My inspiration for this recipe is from a wonderful, if little known, cookbook by the great chef Michael Psilakis, called How to Roast a Lamb. It’s a classic Greek lamb shank recipe, with sturdy vegetables, lots of herbs and a little tomato and red wine.
The general procedure is to brown the meat in olive oil, then cook some vegetables in the pot, braise everything, then reduce the cooking liquid to serve as a sauce. This last step can take some time, like 30 minutes or so, which means if you are serving your shanks with mashed potatoes or rice, you can make them while the sauce is reducing.

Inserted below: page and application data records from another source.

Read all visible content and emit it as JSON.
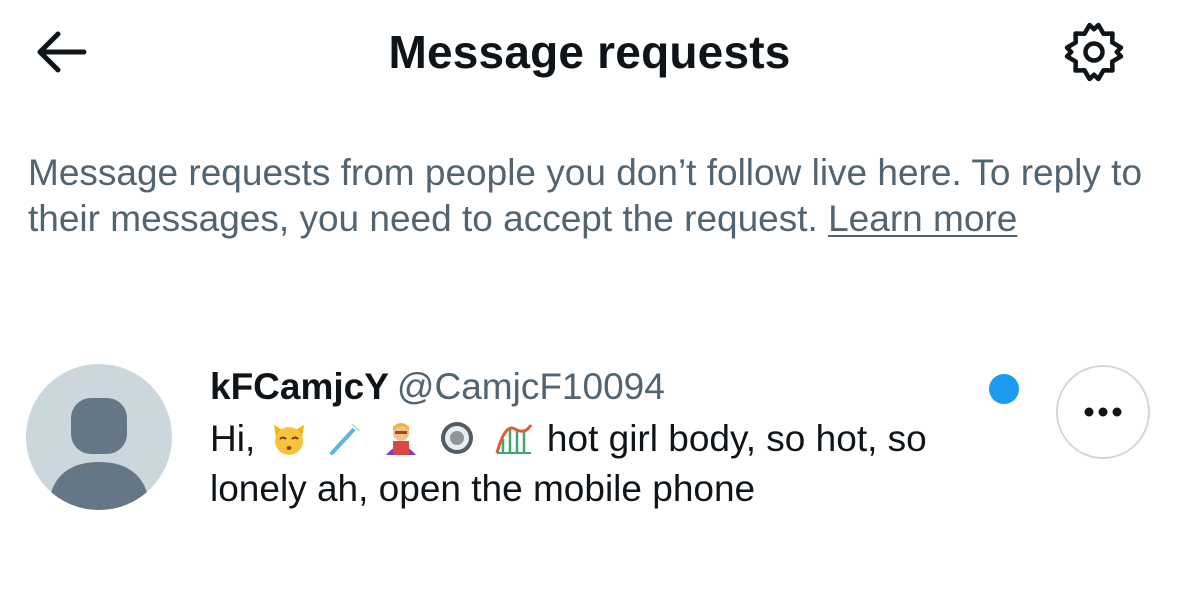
{
  "header": {
    "title": "Message requests",
    "back_icon": "arrow-left-icon",
    "settings_icon": "gear-icon"
  },
  "info": {
    "text": "Message requests from people you don’t follow live here. To reply to their messages, you need to accept the request.",
    "link_label": "Learn more"
  },
  "requests": [
    {
      "display_name": "kFCamjcY",
      "handle": "@CamjcF10094",
      "preview_start": "Hi,",
      "emojis": [
        "kissing-cat-icon",
        "toothbrush-icon",
        "woman-superhero-icon",
        "radio-button-icon",
        "roller-coaster-icon"
      ],
      "preview_rest": "hot girl body, so hot, so lonely ah, open the mobile phone",
      "unread": true,
      "more_icon": "more-horizontal-icon"
    }
  ],
  "colors": {
    "text_primary": "#0f1419",
    "text_secondary": "#536471",
    "accent_blue": "#1d9bf0",
    "avatar_bg": "#ccd6dd",
    "avatar_fg": "#657786",
    "border": "#cfd9de"
  }
}
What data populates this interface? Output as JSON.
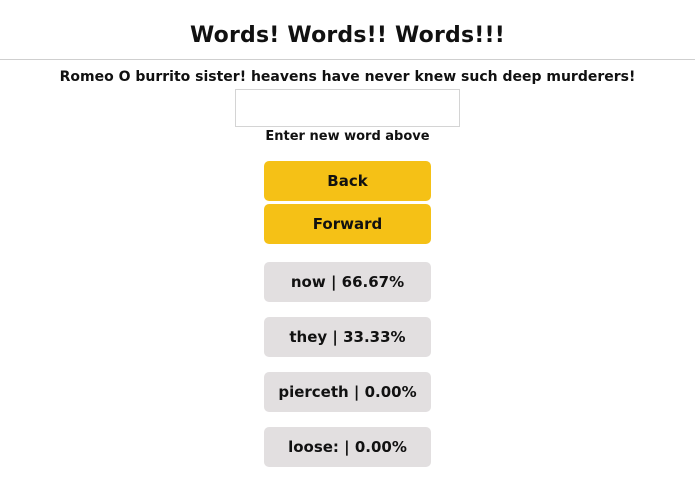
{
  "header": {
    "title": "Words! Words!! Words!!!"
  },
  "sentence": "Romeo O burrito sister! heavens have never knew such deep murderers!",
  "input": {
    "value": "",
    "hint": "Enter new word above"
  },
  "nav": {
    "back_label": "Back",
    "forward_label": "Forward"
  },
  "suggestions": [
    {
      "label": "now | 66.67%"
    },
    {
      "label": "they | 33.33%"
    },
    {
      "label": "pierceth | 0.00%"
    },
    {
      "label": "loose: | 0.00%"
    }
  ],
  "colors": {
    "nav_button": "#f5c116",
    "suggestion_button": "#e2dfe0"
  }
}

A key to the flavor of the dish is to use a variety of fresh herbs. It brightens up an otherwise wintry, moody dish. I used a combination of parsley, dill and the leaves from the center of a bunch of celery. Other options would be fresh oregano or thyme, lovage, savory or fennel fronds.
There is one modification you’ll need to do if you are using venison instead of lamb: After you cook your vegetables in the olive oil, you’ll need to remove them until the meat is close to being tender — otherwise they will cook into mush. You don’t need to do this with lamb shanks.
Once made, this will keep for a week in the fridge, and it freezes well. My advice would be to debone it after the first night, then use it as a topping for mashed potatoes or rice later in the week.
If you are looking for other great recipes to make with a shank, try my Austrian braised shanks, shanks with lots and lots of garlic, Portuguese braised shanks or a Senegalese mafe recipe using elk shanks.
Greek Lamb or Venison Shank
- 4 tablespoons olive oil
- 2 large deer shanks, or 4 lamb shanks
- 2 carrots, peeled and cut into large chunks
- 1 white or yellow onion, sliced thickly
- 3 celery stalks, cut unto large chunks
- 5 cloves garlic, peeled but whole
- 4 bay leaves
- 1 teaspoon dried thyme
- 2 teaspoons dried oregano
- 3 tablespoons tomato paste
- 1/2 cup red wine
- 2 tablespoons cold butter
- 2 tablespoons chopped fresh parsley
- 2 tablespoons chopped fresh dill
- Black pepper to taste
- In a large Dutch oven or other heavy, lidded pot, heat the olive oil over medium-high heat. Salt the shanks, then brown them well on all sides except the one with the bone; this helps the shanks hold together better. Preheat the oven to 325°F.
- When the shanks are nicely browned, remove them to a bowl. Add the carrots, onion and celery and sauté until slightly browned, about 6 to 8 minutes. Add the garlic cloves and cook another minute, stirring often. If you are cooking lamb shanks, leave the vegetables in. If you are cooking deer or other wild game shanks, remove the vegetables.
- Add the tomato paste, wine, thyme and oregano to the pot. Mix well, and once it thickens, add a cup of water and mix well. Add the venison shanks back in now, along with any juice that has accumulated in the bowl. Cover with more water by just a little, bring to a simmer and add salt to taste. Cover the pot and let this cook in the oven for 90 minutes.
- At this point, lamb shanks will be done. Deer shanks will still need some time, but you can add back the vegetables now. Keep cooking until the meat wants to fall off the bone, anywhere from another 30 minutes to another 2 hours. It's wild game, so you never know...
- When the meat is tender, remove it gently to an ovenproof pan, along with all the vegetables. Turn off the oven and set this pan in the oven to keep warm. Set the pot on a strong burner and boil down the braising liquid. This will take roughly 20 to 30 minutes, so now is a good moment to make rice or mashed potatoes.
- When the sauce has reduced and thickened a bit, turn off the heat. When it stops, bubbling, add the cold butter a tablespoon at a time, swirling until it disappears. Use this as your sauce for the shanks and vegetables. Top it all with fresh herbs and black pepper.
Nutrition information is automatically calculated, so should only be used as an approximation.